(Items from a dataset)
*** Block opens ***

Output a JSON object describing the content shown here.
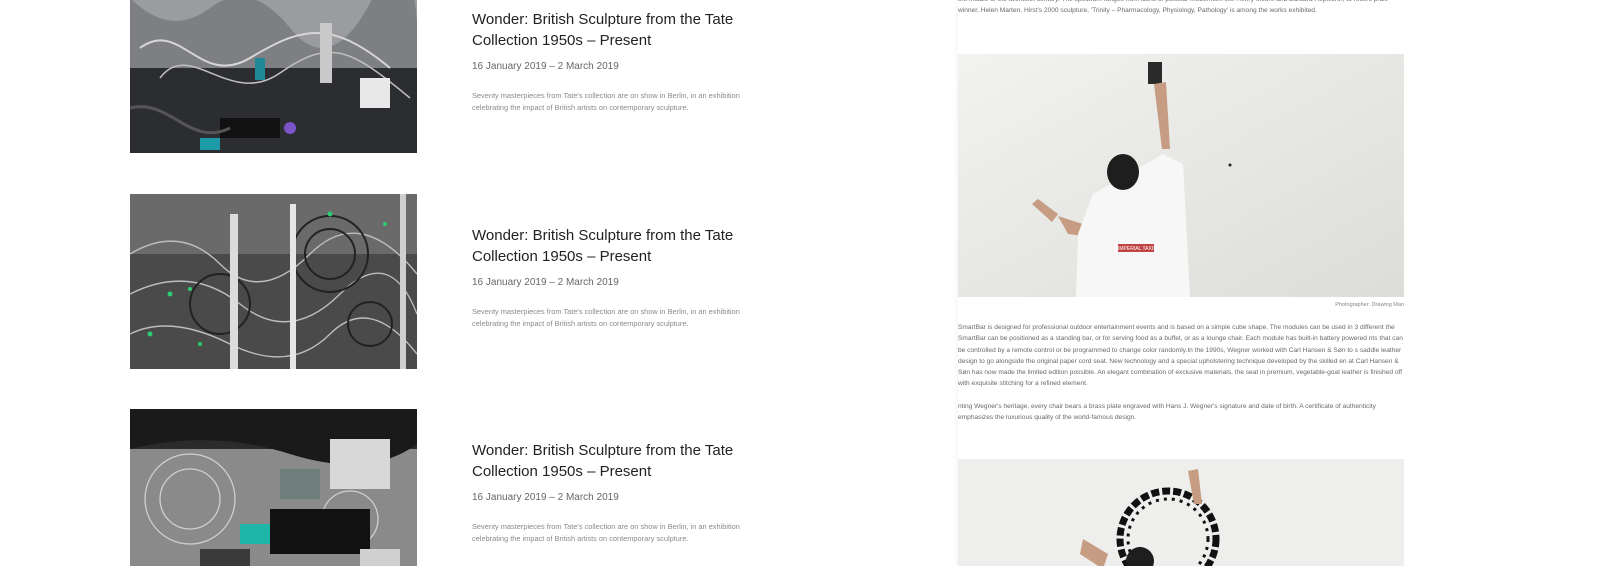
{
  "exhibitions": [
    {
      "title": "Wonder: British Sculpture from the Tate Collection 1950s – Present",
      "dates": "16 January 2019 – 2 March 2019",
      "description": "Seventy masterpieces from Tate's collection are on show in Berlin, in an exhibition celebrating the impact of British artists on contemporary sculpture."
    },
    {
      "title": "Wonder: British Sculpture from the Tate Collection 1950s – Present",
      "dates": "16 January 2019 – 2 March 2019",
      "description": "Seventy masterpieces from Tate's collection are on show in Berlin, in an exhibition celebrating the impact of British artists on contemporary sculpture."
    },
    {
      "title": "Wonder: British Sculpture from the Tate Collection 1950s – Present",
      "dates": "16 January 2019 – 2 March 2019",
      "description": "Seventy masterpieces from Tate's collection are on show in Berlin, in an exhibition celebrating the impact of British artists on contemporary sculpture."
    }
  ],
  "article": {
    "intro_text": "the middle of the twentieth century. The spectrum ranges from icons of postwar modernism like Henry Moore and Barbara Hepworth, to recent prize winner, Helen Marten. Hirst's 2000 sculpture, 'Trinity – Pharmacology, Physiology, Pathology' is among the works exhibited.",
    "shirt_text": "IMPERIAL TAXIS",
    "photo_caption": "Photographer: Drawing Man",
    "body_para_1": "SmartBar is designed for professional outdoor entertainment events and is based on a simple cube shape. The modules can be used in 3 different the SmartBar can be positioned as a standing bar, or for serving food as a buffet, or as a lounge chair. Each module has built-in battery powered nts that can be controlled by a remote control or be programmed to change color randomly.In the 1990s, Wegner worked with Carl Hansen & Søn to s saddle leather design to go alongside the original paper cord seat. New technology and a special upholstering technique developed by the skilled en at Carl Hansen & Søn has now made the limited edition possible. An elegant combination of exclusive materials, the seat in premium, vegetable-goat leather is finished off with exquisite stitching for a refined element.",
    "body_para_2": "nting Wegner's heritage, every chair bears a brass plate engraved with Hans J. Wegner's signature and date of birth. A certificate of authenticity emphasizes the luxurious quality of the world-famous design."
  }
}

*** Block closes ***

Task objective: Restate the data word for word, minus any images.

Your response:
Output a JSON object describing the content shown here.
{
  "exhibitions": [
    {
      "title": "Wonder: British Sculpture from the Tate Collection 1950s – Present",
      "dates": "16 January 2019 – 2 March 2019",
      "description": "Seventy masterpieces from Tate's collection are on show in Berlin, in an exhibition celebrating the impact of British artists on contemporary sculpture."
    },
    {
      "title": "Wonder: British Sculpture from the Tate Collection 1950s – Present",
      "dates": "16 January 2019 – 2 March 2019",
      "description": "Seventy masterpieces from Tate's collection are on show in Berlin, in an exhibition celebrating the impact of British artists on contemporary sculpture."
    },
    {
      "title": "Wonder: British Sculpture from the Tate Collection 1950s – Present",
      "dates": "16 January 2019 – 2 March 2019",
      "description": "Seventy masterpieces from Tate's collection are on show in Berlin, in an exhibition celebrating the impact of British artists on contemporary sculpture."
    }
  ],
  "article": {
    "intro_text": "the middle of the twentieth century. The spectrum ranges from icons of postwar modernism like Henry Moore and Barbara Hepworth, to recent prize winner, Helen Marten. Hirst's 2000 sculpture, 'Trinity – Pharmacology, Physiology, Pathology' is among the works exhibited.",
    "shirt_text": "IMPERIAL TAXIS",
    "photo_caption": "Photographer: Drawing Man",
    "body_para_1": "SmartBar is designed for professional outdoor entertainment events and is based on a simple cube shape. The modules can be used in 3 different the SmartBar can be positioned as a standing bar, or for serving food as a buffet, or as a lounge chair. Each module has built-in battery powered nts that can be controlled by a remote control or be programmed to change color randomly.In the 1990s, Wegner worked with Carl Hansen & Søn to s saddle leather design to go alongside the original paper cord seat. New technology and a special upholstering technique developed by the skilled en at Carl Hansen & Søn has now made the limited edition possible. An elegant combination of exclusive materials, the seat in premium, vegetable-goat leather is finished off with exquisite stitching for a refined element.",
    "body_para_2": "nting Wegner's heritage, every chair bears a brass plate engraved with Hans J. Wegner's signature and date of birth. A certificate of authenticity emphasizes the luxurious quality of the world-famous design."
  }
}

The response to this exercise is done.